By Pauline Kerr
The brutal murder of British MP, Sir David Amess in a suspected terrorist attack has raised questions around the world about the safety of political representatives.
By all accounts, Amess was “a man of the people” – approachable, interested in speaking with his constituents and representing them to the best of his ability. He was known for his work on behalf of young people with special educational needs, and campaigned against trophy hunting and fox hunting. He was described as a good, kind man, a family man, and a political representative who “got things done.”
The murder investigation was still in its early stages as of press time, but reading the various accounts provides a picture of an accused killer with probable ties to Islamic terrorism. It is unlikely the killer knew his victim personally; Amess was murdered not because of who he was, but because of his position. The fact he made it a habit of meeting directly with his constituents made it easy for the killer to get access to his victim.
There is a certain grim irony in the fact that a leader in a totalitarian regime where the public has no say in government would have been safer.

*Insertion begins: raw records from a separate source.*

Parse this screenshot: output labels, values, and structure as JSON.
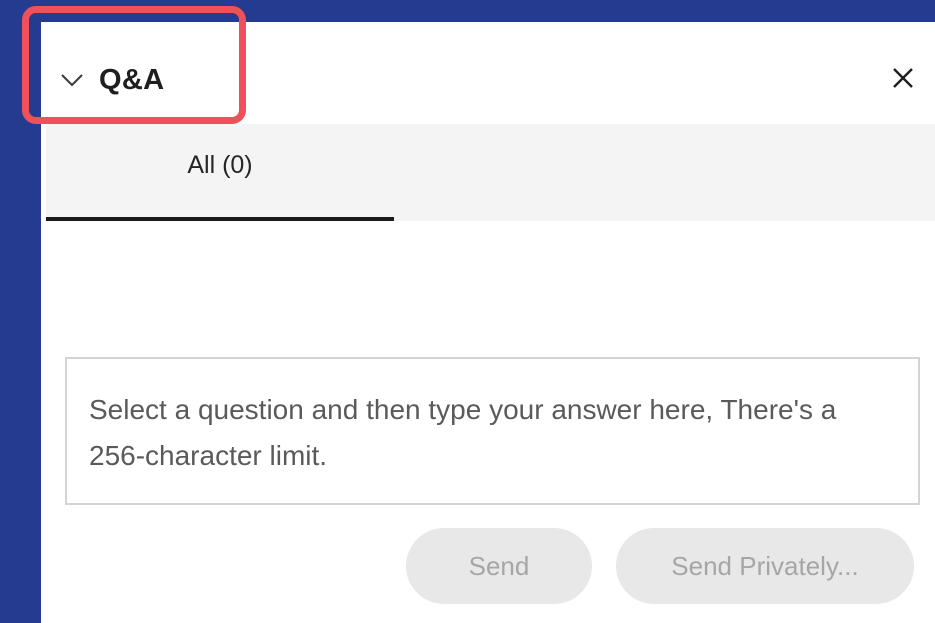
{
  "panel": {
    "title": "Q&A",
    "collapse_icon": "chevron-down-icon",
    "close_icon": "close-icon"
  },
  "tabs": [
    {
      "label": "All (0)",
      "selected": true
    }
  ],
  "answer_input": {
    "placeholder": "Select a question and then type your answer here, There's a 256-character limit.",
    "value": ""
  },
  "actions": {
    "send_label": "Send",
    "send_privately_label": "Send Privately...",
    "enabled": false
  },
  "colors": {
    "background": "#243b8f",
    "highlight": "#f0505a",
    "panel": "#ffffff",
    "tabbar": "#f4f4f4",
    "disabled_button": "#e8e8e8",
    "disabled_text": "#a6a6a6"
  }
}
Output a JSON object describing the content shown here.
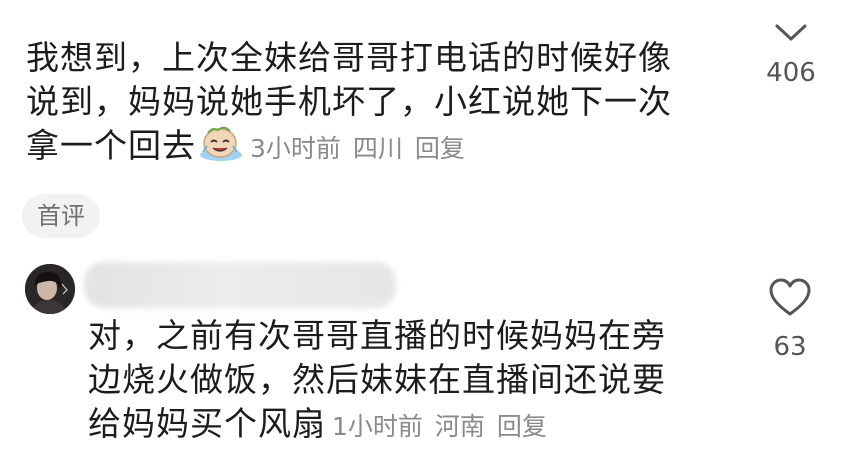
{
  "comment1": {
    "lines": [
      "我想到，上次全妹给哥哥打电话的时候好像",
      "说到，妈妈说她手机坏了，小红说她下一次",
      "拿一个回去"
    ],
    "emoji": "laughing-emoji",
    "time": "3小时前",
    "location": "四川",
    "reply_label": "回复",
    "count": "406",
    "icon": "chevron-down-icon"
  },
  "badge": {
    "label": "首评"
  },
  "comment2": {
    "lines": [
      "对，之前有次哥哥直播的时候妈妈在旁",
      "边烧火做饭，然后妹妹在直播间还说要",
      "给妈妈买个风扇"
    ],
    "time": "1小时前",
    "location": "河南",
    "reply_label": "回复",
    "like_count": "63",
    "icon": "heart-icon"
  }
}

Such a leader would not have been at a public place, meeting with ordinary constituents. He would not have been out in public at all, at least, not without well-armed bodyguards, bullet-proof glass shields and metal detectors.
Moreover, in such a regime anyone even remotely suspected of being dangerous would have been behind bars or dead.
Because Britain is a democracy, where leaders govern according to the will of the people, a terrorist was able to stab and mortally wound an elected representative.
Around the time this tragedy occurred, elected representatives in this area were doing much the same thing as Amess – meeting with community members, with no police car in sight.
Literally anyone in this area can greet a member of provincial legislature or parliament, even a cabinet minister, one-on-one. In the days before COVID, the greeting would likely have included a handshake.
Despite Amess’ murder, that is unlikely to change. British politicians and their democratically elected counterparts here and elsewhere will continue to meet their constituents and hear what they – we – have to say.
Democracy is far from perfect. Winston Churchill has been quoted as saying “democracy is the worst form of government – except all the others that have been tried.”
One has to wonder what form of government would be preferred by a person who would slaughter someone like Amess. We can only pray we never find out.
A society in which government leaders cower in fear behind barricaded doors, and never meet with ordinary people, is not one we would want to be a part of.
If anything good can emerge from a tragedy like the death of Amess, let it be a renewed respect for political leaders like he was – people who take pride in being part of their communities, who meet with members of the public and who try to provide the best representation possible.
We have just had a federal election and are facing provincial and municipal elections. Bravo to the people who have stepped forward or who will do so in the coming months, to seek election.
It takes courage and commitment to seek public office, especially in challenging times like those in which we live. A global pandemic continues to wreak havoc, a housing crisis looms and climate change threatens many communities in ways too numerous to list.
The people we have just elected, and who we will soon elect, may not be perfect. Some of them will make mistakes. There will be decisions with which we disagree. We may even become angry enough not to vote for that person again.
As systems of government go, it may not be ideal but is impossible to imagine one that would give us better representation, more rights and a greater ability to give voice to our ideas.
No murderous act of violence will change that.